This film is the second part (see part 1) of a 2-part film on Western Electric's ability to respond to natural disasters and other emergencies. It starts with footage from the 1975 Hurricane Caroline in Texas, showing scenes of damage and recovery, and rallying by Western Electric's repair crews. The thrust of the film (and it includes footage from 1975's Miracle on 2nd Avenue, which, until 9/11, took out more phones than any other disaster in the history of the Bell System) revolves around the way supplies and personnel are mobilized to respond to disasters, no matter how large or small.
The telephone company has responded to hurricanes around the coastlines of America since the Gale of 1878, which knocked over telegraph and telephone lines on the Eastern Seaboard.
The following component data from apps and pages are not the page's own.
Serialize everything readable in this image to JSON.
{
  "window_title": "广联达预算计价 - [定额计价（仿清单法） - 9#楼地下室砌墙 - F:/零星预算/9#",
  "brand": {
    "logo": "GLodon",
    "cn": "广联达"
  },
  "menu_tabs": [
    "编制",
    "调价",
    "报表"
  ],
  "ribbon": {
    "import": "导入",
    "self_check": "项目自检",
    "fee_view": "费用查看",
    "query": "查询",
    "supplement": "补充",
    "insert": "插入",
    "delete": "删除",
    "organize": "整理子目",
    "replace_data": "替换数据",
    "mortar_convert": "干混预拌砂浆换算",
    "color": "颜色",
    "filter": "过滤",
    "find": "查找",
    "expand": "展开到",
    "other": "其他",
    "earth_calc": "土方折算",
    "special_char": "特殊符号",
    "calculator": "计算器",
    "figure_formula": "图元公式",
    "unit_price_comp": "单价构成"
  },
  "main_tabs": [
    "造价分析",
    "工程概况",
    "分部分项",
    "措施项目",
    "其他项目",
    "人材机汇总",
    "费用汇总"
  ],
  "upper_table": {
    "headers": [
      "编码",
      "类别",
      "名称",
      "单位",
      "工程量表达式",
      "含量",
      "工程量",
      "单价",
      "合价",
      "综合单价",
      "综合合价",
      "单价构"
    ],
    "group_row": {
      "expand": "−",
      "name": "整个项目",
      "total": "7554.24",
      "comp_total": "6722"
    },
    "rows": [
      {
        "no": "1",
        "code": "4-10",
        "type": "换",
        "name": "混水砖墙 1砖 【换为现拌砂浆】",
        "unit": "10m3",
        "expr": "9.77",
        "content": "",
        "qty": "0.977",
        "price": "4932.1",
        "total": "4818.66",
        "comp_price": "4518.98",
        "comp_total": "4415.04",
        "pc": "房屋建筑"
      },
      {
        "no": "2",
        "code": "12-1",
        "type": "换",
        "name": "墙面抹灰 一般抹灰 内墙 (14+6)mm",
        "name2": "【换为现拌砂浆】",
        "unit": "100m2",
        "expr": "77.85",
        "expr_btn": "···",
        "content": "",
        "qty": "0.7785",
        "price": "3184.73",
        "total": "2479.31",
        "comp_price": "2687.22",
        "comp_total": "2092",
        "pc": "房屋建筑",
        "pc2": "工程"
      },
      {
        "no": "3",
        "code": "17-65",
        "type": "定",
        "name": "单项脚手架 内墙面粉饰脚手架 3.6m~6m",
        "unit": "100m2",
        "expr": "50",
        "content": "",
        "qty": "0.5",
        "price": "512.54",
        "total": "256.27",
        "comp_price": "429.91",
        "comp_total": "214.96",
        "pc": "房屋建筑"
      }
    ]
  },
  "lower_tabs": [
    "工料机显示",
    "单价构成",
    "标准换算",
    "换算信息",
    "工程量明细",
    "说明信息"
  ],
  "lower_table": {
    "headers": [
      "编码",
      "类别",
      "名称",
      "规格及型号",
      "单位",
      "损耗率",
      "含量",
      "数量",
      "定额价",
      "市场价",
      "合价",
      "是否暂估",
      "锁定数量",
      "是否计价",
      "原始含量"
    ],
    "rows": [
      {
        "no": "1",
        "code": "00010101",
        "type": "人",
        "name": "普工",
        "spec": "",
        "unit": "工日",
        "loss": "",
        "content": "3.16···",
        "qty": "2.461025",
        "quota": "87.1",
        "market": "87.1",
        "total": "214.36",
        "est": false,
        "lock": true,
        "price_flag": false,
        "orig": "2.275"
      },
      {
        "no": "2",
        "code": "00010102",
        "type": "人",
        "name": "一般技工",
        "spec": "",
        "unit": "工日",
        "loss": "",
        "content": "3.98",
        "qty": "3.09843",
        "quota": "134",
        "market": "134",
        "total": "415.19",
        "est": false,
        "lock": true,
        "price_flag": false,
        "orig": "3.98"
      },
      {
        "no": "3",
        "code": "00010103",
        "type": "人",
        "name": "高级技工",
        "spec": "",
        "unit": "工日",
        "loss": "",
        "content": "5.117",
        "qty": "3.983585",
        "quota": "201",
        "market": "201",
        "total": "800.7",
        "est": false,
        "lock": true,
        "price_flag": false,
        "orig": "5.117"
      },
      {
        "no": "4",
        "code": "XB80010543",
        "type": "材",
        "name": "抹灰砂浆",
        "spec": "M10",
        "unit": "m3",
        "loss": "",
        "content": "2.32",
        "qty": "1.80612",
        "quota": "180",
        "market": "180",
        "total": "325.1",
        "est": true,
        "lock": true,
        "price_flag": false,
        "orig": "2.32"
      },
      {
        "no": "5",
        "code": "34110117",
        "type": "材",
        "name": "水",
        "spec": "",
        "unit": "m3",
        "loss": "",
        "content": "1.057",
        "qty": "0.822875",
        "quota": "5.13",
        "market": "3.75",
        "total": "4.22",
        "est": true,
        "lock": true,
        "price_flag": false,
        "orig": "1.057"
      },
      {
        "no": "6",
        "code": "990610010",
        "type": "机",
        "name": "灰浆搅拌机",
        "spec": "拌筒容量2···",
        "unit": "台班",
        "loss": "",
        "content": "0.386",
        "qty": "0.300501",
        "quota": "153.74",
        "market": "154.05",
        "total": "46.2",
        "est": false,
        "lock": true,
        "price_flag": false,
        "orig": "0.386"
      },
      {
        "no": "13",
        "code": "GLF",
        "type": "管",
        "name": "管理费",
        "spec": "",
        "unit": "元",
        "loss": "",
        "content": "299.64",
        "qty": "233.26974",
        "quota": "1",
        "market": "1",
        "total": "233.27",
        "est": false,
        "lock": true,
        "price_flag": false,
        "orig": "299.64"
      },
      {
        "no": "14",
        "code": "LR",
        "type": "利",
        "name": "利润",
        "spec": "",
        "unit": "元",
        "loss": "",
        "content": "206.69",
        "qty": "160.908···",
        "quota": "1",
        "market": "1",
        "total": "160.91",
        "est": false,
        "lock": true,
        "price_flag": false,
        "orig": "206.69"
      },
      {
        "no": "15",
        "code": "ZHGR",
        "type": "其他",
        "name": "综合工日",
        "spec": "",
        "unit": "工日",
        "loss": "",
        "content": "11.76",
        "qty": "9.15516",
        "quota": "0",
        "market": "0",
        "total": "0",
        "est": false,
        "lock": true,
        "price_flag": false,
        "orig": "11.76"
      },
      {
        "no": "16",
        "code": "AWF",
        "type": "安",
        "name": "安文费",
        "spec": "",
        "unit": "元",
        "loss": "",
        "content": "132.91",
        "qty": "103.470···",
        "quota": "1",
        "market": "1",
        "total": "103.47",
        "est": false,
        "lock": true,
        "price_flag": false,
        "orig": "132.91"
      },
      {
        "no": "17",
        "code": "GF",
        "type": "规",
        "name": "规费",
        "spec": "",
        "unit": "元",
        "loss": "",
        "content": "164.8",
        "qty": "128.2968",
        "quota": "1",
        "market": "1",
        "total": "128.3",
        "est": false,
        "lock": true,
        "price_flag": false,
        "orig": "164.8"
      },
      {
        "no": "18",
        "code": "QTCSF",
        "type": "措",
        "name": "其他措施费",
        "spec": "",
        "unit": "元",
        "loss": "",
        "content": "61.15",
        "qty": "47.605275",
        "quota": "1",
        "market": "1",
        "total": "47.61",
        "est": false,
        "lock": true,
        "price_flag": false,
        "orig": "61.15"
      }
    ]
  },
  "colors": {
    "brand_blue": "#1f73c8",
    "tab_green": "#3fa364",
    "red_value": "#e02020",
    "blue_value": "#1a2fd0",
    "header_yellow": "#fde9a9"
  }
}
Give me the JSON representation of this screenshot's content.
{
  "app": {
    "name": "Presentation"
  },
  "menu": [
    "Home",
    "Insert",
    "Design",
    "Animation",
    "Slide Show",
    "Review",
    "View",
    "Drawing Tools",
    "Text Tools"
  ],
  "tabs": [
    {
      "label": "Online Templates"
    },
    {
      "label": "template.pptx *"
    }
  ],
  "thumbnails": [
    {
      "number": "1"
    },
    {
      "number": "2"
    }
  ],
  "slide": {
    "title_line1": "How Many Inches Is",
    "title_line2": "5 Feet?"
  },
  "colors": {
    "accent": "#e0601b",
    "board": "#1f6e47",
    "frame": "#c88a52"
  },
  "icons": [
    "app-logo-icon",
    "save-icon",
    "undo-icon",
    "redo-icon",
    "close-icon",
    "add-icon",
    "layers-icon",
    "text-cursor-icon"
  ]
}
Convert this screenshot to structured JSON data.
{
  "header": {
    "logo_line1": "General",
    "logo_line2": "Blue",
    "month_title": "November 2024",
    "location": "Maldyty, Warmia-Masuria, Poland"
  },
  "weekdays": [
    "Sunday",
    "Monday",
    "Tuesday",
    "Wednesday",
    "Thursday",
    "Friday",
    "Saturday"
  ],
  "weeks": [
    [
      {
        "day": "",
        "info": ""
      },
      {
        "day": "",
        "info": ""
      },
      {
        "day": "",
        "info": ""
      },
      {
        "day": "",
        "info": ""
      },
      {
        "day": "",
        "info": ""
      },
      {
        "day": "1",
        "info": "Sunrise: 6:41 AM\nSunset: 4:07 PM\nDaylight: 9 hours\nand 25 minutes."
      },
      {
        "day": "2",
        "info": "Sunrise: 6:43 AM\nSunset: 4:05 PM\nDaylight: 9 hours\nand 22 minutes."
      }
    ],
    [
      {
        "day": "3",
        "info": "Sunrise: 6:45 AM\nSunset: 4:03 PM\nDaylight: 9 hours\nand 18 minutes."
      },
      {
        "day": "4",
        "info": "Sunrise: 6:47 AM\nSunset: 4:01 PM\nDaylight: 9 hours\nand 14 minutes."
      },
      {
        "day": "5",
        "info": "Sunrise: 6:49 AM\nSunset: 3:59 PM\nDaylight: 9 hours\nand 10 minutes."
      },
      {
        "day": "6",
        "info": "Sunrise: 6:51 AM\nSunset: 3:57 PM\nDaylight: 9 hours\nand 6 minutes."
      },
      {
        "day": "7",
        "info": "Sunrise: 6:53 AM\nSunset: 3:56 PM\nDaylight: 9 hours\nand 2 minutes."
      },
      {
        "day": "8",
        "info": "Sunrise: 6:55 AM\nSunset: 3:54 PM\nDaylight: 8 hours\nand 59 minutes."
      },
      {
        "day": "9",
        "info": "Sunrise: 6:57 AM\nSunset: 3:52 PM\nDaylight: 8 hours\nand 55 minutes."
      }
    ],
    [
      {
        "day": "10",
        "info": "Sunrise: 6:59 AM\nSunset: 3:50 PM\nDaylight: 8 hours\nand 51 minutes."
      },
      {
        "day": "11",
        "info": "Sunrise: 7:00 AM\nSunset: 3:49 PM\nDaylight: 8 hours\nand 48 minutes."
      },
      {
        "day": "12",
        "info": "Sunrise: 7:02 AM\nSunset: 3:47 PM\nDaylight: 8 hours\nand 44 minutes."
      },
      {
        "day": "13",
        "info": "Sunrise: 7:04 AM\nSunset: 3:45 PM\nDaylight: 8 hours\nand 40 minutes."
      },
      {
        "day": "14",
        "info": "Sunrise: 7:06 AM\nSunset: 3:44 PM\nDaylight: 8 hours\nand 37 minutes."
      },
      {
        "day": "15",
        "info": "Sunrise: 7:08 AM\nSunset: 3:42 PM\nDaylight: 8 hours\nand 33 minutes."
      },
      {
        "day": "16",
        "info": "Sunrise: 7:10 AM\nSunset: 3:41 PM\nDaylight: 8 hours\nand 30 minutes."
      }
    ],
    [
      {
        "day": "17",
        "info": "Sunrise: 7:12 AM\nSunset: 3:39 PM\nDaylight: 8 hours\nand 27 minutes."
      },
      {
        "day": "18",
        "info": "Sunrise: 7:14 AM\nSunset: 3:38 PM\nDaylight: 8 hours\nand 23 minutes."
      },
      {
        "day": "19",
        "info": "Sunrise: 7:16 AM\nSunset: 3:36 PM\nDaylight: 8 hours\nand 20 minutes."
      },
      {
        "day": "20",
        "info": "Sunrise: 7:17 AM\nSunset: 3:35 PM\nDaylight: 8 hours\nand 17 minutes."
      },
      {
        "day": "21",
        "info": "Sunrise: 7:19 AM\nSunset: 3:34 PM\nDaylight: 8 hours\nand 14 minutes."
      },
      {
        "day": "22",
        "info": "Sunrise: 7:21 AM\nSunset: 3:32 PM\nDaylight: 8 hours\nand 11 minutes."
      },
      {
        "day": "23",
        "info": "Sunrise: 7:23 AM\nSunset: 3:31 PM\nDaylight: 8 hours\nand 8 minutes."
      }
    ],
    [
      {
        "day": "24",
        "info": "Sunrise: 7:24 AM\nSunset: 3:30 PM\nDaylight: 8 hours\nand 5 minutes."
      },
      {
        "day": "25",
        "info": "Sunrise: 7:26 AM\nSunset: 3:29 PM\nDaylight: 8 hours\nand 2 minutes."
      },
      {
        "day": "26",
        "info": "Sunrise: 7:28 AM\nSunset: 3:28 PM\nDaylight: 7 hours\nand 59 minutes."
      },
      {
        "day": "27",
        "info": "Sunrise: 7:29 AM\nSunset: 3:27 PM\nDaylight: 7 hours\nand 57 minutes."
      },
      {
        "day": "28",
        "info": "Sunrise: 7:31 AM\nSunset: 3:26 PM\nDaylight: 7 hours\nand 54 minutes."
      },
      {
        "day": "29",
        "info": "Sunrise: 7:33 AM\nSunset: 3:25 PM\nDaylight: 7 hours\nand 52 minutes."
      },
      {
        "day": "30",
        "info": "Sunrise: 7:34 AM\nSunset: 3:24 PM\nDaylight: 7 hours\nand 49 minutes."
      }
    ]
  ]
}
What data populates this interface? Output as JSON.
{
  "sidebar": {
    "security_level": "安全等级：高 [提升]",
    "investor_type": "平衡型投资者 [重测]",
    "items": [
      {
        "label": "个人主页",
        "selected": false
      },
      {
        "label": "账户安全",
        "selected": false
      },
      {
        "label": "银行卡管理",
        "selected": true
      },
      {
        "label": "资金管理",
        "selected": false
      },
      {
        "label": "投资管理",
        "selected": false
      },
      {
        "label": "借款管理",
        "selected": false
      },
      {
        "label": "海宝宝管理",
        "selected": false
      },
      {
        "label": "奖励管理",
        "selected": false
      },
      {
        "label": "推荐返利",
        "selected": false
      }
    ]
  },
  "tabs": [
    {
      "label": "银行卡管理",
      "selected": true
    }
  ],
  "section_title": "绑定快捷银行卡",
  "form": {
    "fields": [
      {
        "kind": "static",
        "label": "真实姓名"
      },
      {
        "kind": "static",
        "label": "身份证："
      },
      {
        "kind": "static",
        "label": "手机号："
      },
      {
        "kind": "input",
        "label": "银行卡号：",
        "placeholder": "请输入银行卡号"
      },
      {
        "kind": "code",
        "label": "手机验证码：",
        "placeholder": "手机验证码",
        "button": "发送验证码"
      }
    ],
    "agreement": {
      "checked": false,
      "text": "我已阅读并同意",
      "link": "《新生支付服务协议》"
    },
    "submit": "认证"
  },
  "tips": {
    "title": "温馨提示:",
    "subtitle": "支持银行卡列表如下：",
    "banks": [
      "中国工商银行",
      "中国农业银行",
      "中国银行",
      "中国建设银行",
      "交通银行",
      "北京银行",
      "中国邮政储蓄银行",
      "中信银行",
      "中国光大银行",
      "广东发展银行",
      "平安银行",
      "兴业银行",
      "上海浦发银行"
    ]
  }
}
The worst hurricane that was well-documented within the Bell System is the 1938 East Coast hurricane. In that, more than 20,000 miles of telephone lines and poles were knocked down, and in the affected states, approximately 30% of all telephone customers lost service. The Bell System published not one but two small books about the effort, The Bell System Meets Its Greatest Test and The Bell System Fights a Hurricane! It was probably the first major test of the national company's capability, drawing 2300 workers and equipment from all over the country. Crews came to the Northeast from Nevada, Arkansas, Virginia, and many Midwestern states. Repairs required 31,000 new poles and 74 million feet of cable and wire supplied by Western Electric.
Since that time, company recovery efforts have gotten larger and faster, with a major test in Hurricane Betsy in 1965. AT&T in 2012 maintains an NDR, or Network Disaster Recovery team, who have responded to Atlantic and Gulf Coast hurricanes, among other calamities, and in 2012 to Hurricane Sandy.
Footage Courtesy of AT&T Archives and History Center, Warren, NJ